Getting started

Learn how to use the computational crystallography toolbox, the open source library for crystallography and cryo-EM.


Go to the Download page to get the most recent cctbx source code as binary installer for Linux, MacOS and Windows.


Installation is very simple and fast. After uncompressing the bundle, run the install --prefix= command to install on macOS and Linux. On Windows, uncompressing the zip file will provide a working copy of cctbx.

Running on the command line

Type this into a terminal window to start python from cctbx so that it knows about all the cctbx modules:


The libtbx.python command runs a version of python that already knows about the cctbx so you can easily import cctbx functions. For example:

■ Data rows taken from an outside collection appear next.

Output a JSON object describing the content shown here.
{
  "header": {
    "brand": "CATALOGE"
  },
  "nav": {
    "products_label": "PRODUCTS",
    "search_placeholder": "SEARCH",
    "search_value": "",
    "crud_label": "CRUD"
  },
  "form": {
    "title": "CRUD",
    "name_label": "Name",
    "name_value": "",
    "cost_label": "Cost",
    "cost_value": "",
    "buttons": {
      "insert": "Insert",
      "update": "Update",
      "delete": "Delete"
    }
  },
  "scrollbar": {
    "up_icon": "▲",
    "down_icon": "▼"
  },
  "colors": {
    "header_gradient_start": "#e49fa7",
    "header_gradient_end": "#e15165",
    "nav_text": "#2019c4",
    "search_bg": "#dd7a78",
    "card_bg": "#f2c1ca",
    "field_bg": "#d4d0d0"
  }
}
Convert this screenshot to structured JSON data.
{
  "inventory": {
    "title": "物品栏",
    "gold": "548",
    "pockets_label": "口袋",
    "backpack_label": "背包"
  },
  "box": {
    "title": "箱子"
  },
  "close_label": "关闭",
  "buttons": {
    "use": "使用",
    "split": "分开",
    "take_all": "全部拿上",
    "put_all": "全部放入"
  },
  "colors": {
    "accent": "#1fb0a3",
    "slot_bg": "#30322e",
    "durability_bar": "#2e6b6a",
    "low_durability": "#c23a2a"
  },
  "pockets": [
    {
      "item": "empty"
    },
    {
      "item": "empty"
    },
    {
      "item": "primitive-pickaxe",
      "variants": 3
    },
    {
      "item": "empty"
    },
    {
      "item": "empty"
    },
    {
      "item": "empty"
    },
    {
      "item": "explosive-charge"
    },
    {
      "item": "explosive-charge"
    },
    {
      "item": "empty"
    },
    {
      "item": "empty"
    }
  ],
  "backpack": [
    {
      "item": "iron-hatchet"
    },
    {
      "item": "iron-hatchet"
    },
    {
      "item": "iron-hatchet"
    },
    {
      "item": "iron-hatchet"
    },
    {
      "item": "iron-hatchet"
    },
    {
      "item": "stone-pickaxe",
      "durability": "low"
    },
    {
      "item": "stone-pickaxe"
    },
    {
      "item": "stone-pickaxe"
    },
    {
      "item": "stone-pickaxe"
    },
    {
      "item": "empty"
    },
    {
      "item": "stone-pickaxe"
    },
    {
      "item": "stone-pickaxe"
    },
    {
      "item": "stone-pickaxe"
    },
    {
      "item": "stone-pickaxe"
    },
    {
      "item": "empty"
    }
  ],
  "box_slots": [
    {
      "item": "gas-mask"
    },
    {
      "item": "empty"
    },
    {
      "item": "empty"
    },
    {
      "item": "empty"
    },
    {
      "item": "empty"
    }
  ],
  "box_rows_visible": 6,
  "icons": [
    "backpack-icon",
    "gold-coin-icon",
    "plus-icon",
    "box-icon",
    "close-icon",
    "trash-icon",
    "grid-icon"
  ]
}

from iotbx.data_manager import DataManager    # Load in the DataManager

Running as a script

Sometimes you want to save the commands in a script. This avoids typing the same text over and over again if you want to perform some actions on many files. For example, save the following lines in a file, you can call it (this page explains in more detail what the script does).

from iotbx.map_model_manager import map_model_manager      # load in the map_model_manager
mmm=map_model_manager()          # get an initialized instance of the map_model_manager
mmm.generate_map()               # get a model from a small library model and calculate a map for it
mmm.write_map("map.mrc")         # write out a map in ccp4/mrc format
mmm.write_model("model.pdb")     # write out a model in PDB format

Then run the script by typing the following command in a terminal:


You just ran your first cctbx script which produced example map and model files.

Setting up a Jupyter Notebook

Coming soon...

I am completely new to cctbx. Where do I start?

If you want to use the cctbx, you most likely want to do some actions on models, crystallographic data files or cryo-EM maps. The following pages give an introduction to higher level objects and methods for this purpose.

High-level cctbx objects
Overview of high level objects that represent things like data, models, restraints, etc. Learn how to create your first object, the map_model_manager..
Reading and writing files

Most scripts will act on files, so this section should be of interest to everyone. Use the DataManager to conveniently read and write data and model files.

The cctbx model manager

The model manager lets you do operations on models. Learn how to to set up the model manager, apply coordinate shifts, do atom selections and calculate model-based map coefficients.

The cctbx map manager

The map manager lets you do operations on maps. Learn how to read and save maps, change a map, convert a real-space map to a Fourier representation and back and manipulate maps that represent only a part of a full map. The tutorial also explains how to find and represent map reconstruction symmetry.

The map-model manager

The map-model manager is useful to keep track of both maps and models. This tutorial shows how to set up the manager, how to cut out a piece of a map around a part of a model and how to create masks.

I got the basics. How can I learn more?

Coming soon...

Community and help

Asking for help

  • If you want to ask a question to developers and users, subscribe to the cctbx mailing list. Here are the archives of the cctbxbb.
  • You can also write to the Phenix/cctbx developers directly:


Want to contribute to the cctbx? Here is the GitHub page.